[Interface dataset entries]

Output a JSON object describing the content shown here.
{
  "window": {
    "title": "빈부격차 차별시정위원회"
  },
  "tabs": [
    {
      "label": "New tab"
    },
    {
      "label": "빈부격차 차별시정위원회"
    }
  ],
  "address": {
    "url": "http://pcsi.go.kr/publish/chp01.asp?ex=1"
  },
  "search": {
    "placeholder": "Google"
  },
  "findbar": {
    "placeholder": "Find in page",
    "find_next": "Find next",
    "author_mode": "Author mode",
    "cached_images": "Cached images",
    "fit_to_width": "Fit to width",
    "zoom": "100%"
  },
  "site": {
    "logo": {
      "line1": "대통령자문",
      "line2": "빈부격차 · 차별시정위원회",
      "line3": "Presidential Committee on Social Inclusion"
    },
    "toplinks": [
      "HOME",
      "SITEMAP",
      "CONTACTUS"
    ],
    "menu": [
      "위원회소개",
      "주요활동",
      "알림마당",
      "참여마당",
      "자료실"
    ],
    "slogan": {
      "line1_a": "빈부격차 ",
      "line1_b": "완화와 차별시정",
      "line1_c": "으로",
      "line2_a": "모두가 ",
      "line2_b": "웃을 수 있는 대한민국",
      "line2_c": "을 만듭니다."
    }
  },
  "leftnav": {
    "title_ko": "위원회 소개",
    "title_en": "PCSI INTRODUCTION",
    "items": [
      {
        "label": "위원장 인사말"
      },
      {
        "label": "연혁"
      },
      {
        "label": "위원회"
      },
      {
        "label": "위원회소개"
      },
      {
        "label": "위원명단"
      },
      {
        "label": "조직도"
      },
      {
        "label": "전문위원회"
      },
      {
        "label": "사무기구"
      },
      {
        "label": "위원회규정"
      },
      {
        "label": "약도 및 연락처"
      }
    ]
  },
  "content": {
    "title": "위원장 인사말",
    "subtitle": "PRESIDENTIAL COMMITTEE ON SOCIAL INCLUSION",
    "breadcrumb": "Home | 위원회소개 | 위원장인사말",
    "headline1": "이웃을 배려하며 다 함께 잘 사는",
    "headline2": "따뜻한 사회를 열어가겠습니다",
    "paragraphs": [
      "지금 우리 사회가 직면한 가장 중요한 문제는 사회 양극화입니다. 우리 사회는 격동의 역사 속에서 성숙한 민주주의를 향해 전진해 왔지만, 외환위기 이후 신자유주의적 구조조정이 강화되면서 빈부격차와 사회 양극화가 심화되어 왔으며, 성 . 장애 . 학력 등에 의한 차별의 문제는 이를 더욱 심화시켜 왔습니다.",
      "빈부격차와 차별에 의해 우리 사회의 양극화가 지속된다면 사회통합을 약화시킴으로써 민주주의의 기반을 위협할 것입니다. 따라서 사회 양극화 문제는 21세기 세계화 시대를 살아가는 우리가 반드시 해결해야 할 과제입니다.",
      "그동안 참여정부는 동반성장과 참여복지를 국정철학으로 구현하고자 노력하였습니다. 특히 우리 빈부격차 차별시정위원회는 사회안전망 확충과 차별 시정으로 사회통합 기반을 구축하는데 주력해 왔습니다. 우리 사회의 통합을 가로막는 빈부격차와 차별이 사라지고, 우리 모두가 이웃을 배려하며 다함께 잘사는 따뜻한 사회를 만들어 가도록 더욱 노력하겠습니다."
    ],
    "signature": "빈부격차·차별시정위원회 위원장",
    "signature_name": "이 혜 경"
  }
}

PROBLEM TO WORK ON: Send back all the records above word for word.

YOUR RESPONSE:
Output a JSON object describing the content shown here.
{
  "window": {
    "title": "빈부격차 차별시정위원회"
  },
  "tabs": [
    {
      "label": "New tab"
    },
    {
      "label": "빈부격차 차별시정위원회"
    }
  ],
  "address": {
    "url": "http://pcsi.go.kr/publish/chp01.asp?ex=1"
  },
  "search": {
    "placeholder": "Google"
  },
  "findbar": {
    "placeholder": "Find in page",
    "find_next": "Find next",
    "author_mode": "Author mode",
    "cached_images": "Cached images",
    "fit_to_width": "Fit to width",
    "zoom": "100%"
  },
  "site": {
    "logo": {
      "line1": "대통령자문",
      "line2": "빈부격차 · 차별시정위원회",
      "line3": "Presidential Committee on Social Inclusion"
    },
    "toplinks": [
      "HOME",
      "SITEMAP",
      "CONTACTUS"
    ],
    "menu": [
      "위원회소개",
      "주요활동",
      "알림마당",
      "참여마당",
      "자료실"
    ],
    "slogan": {
      "line1_a": "빈부격차 ",
      "line1_b": "완화와 차별시정",
      "line1_c": "으로",
      "line2_a": "모두가 ",
      "line2_b": "웃을 수 있는 대한민국",
      "line2_c": "을 만듭니다."
    }
  },
  "leftnav": {
    "title_ko": "위원회 소개",
    "title_en": "PCSI INTRODUCTION",
    "items": [
      {
        "label": "위원장 인사말"
      },
      {
        "label": "연혁"
      },
      {
        "label": "위원회"
      },
      {
        "label": "위원회소개"
      },
      {
        "label": "위원명단"
      },
      {
        "label": "조직도"
      },
      {
        "label": "전문위원회"
      },
      {
        "label": "사무기구"
      },
      {
        "label": "위원회규정"
      },
      {
        "label": "약도 및 연락처"
      }
    ]
  },
  "content": {
    "title": "위원장 인사말",
    "subtitle": "PRESIDENTIAL COMMITTEE ON SOCIAL INCLUSION",
    "breadcrumb": "Home | 위원회소개 | 위원장인사말",
    "headline1": "이웃을 배려하며 다 함께 잘 사는",
    "headline2": "따뜻한 사회를 열어가겠습니다",
    "paragraphs": [
      "지금 우리 사회가 직면한 가장 중요한 문제는 사회 양극화입니다. 우리 사회는 격동의 역사 속에서 성숙한 민주주의를 향해 전진해 왔지만, 외환위기 이후 신자유주의적 구조조정이 강화되면서 빈부격차와 사회 양극화가 심화되어 왔으며, 성 . 장애 . 학력 등에 의한 차별의 문제는 이를 더욱 심화시켜 왔습니다.",
      "빈부격차와 차별에 의해 우리 사회의 양극화가 지속된다면 사회통합을 약화시킴으로써 민주주의의 기반을 위협할 것입니다. 따라서 사회 양극화 문제는 21세기 세계화 시대를 살아가는 우리가 반드시 해결해야 할 과제입니다.",
      "그동안 참여정부는 동반성장과 참여복지를 국정철학으로 구현하고자 노력하였습니다. 특히 우리 빈부격차 차별시정위원회는 사회안전망 확충과 차별 시정으로 사회통합 기반을 구축하는데 주력해 왔습니다. 우리 사회의 통합을 가로막는 빈부격차와 차별이 사라지고, 우리 모두가 이웃을 배려하며 다함께 잘사는 따뜻한 사회를 만들어 가도록 더욱 노력하겠습니다."
    ],
    "signature": "빈부격차·차별시정위원회 위원장",
    "signature_name": "이 혜 경"
  }
}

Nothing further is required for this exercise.